> _Task item_
Reproduce every entry precisely as written.

> _The records_
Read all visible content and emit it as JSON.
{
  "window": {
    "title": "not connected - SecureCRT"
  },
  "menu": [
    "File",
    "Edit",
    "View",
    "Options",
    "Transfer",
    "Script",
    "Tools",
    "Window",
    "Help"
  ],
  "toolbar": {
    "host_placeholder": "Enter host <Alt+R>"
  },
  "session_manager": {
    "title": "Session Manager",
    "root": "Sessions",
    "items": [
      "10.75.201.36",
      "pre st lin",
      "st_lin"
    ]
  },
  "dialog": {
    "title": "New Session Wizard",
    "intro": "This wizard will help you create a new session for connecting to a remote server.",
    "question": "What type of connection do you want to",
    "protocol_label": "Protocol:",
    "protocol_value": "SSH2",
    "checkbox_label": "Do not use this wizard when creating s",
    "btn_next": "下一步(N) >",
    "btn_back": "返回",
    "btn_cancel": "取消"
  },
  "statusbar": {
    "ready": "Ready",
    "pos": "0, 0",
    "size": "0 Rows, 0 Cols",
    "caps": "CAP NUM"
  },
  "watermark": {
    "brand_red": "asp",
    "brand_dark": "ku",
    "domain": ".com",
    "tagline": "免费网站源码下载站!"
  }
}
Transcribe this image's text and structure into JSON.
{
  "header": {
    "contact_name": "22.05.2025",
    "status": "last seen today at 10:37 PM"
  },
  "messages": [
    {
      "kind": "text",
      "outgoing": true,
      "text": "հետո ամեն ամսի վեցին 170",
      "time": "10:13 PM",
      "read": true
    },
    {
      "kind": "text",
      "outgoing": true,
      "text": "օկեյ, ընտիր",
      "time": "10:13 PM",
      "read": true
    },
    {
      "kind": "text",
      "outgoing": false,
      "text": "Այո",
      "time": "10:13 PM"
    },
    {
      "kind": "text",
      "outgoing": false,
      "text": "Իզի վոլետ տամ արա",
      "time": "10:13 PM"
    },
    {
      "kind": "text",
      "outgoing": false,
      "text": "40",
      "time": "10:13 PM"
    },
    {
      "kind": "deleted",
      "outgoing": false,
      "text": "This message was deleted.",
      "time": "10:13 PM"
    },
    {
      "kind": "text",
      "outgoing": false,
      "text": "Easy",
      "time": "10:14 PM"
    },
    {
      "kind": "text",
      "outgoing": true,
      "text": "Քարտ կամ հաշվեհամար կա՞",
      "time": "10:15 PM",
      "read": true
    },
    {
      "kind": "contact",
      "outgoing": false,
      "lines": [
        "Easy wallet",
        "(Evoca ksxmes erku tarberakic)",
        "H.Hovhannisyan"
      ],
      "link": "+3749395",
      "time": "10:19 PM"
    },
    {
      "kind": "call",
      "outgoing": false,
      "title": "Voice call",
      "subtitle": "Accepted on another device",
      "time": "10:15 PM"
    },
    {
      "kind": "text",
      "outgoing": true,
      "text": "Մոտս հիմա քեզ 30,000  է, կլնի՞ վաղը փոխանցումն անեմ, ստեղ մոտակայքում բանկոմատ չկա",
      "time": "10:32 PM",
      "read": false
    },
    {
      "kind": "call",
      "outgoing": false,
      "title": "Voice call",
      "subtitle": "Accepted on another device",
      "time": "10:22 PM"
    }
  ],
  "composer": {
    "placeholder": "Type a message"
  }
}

> _Problem solution_
Read all visible content and emit it as JSON.
{
  "window": {
    "title": "not connected - SecureCRT"
  },
  "menu": [
    "File",
    "Edit",
    "View",
    "Options",
    "Transfer",
    "Script",
    "Tools",
    "Window",
    "Help"
  ],
  "toolbar": {
    "host_placeholder": "Enter host <Alt+R>"
  },
  "session_manager": {
    "title": "Session Manager",
    "root": "Sessions",
    "items": [
      "10.75.201.36",
      "pre st lin",
      "st_lin"
    ]
  },
  "dialog": {
    "title": "New Session Wizard",
    "intro": "This wizard will help you create a new session for connecting to a remote server.",
    "question": "What type of connection do you want to",
    "protocol_label": "Protocol:",
    "protocol_value": "SSH2",
    "checkbox_label": "Do not use this wizard when creating s",
    "btn_next": "下一步(N) >",
    "btn_back": "返回",
    "btn_cancel": "取消"
  },
  "statusbar": {
    "ready": "Ready",
    "pos": "0, 0",
    "size": "0 Rows, 0 Cols",
    "caps": "CAP NUM"
  },
  "watermark": {
    "brand_red": "asp",
    "brand_dark": "ku",
    "domain": ".com",
    "tagline": "免费网站源码下载站!"
  }
}
Transcribe this image's text and structure into JSON.
{
  "header": {
    "contact_name": "22.05.2025",
    "status": "last seen today at 10:37 PM"
  },
  "messages": [
    {
      "kind": "text",
      "outgoing": true,
      "text": "հետո ամեն ամսի վեցին 170",
      "time": "10:13 PM",
      "read": true
    },
    {
      "kind": "text",
      "outgoing": true,
      "text": "օկեյ, ընտիր",
      "time": "10:13 PM",
      "read": true
    },
    {
      "kind": "text",
      "outgoing": false,
      "text": "Այո",
      "time": "10:13 PM"
    },
    {
      "kind": "text",
      "outgoing": false,
      "text": "Իզի վոլետ տամ արա",
      "time": "10:13 PM"
    },
    {
      "kind": "text",
      "outgoing": false,
      "text": "40",
      "time": "10:13 PM"
    },
    {
      "kind": "deleted",
      "outgoing": false,
      "text": "This message was deleted.",
      "time": "10:13 PM"
    },
    {
      "kind": "text",
      "outgoing": false,
      "text": "Easy",
      "time": "10:14 PM"
    },
    {
      "kind": "text",
      "outgoing": true,
      "text": "Քարտ կամ հաշվեհամար կա՞",
      "time": "10:15 PM",
      "read": true
    },
    {
      "kind": "contact",
      "outgoing": false,
      "lines": [
        "Easy wallet",
        "(Evoca ksxmes erku tarberakic)",
        "H.Hovhannisyan"
      ],
      "link": "+3749395",
      "time": "10:19 PM"
    },
    {
      "kind": "call",
      "outgoing": false,
      "title": "Voice call",
      "subtitle": "Accepted on another device",
      "time": "10:15 PM"
    },
    {
      "kind": "text",
      "outgoing": true,
      "text": "Մոտս հիմա քեզ 30,000  է, կլնի՞ վաղը փոխանցումն անեմ, ստեղ մոտակայքում բանկոմատ չկա",
      "time": "10:32 PM",
      "read": false
    },
    {
      "kind": "call",
      "outgoing": false,
      "title": "Voice call",
      "subtitle": "Accepted on another device",
      "time": "10:22 PM"
    }
  ],
  "composer": {
    "placeholder": "Type a message"
  }
}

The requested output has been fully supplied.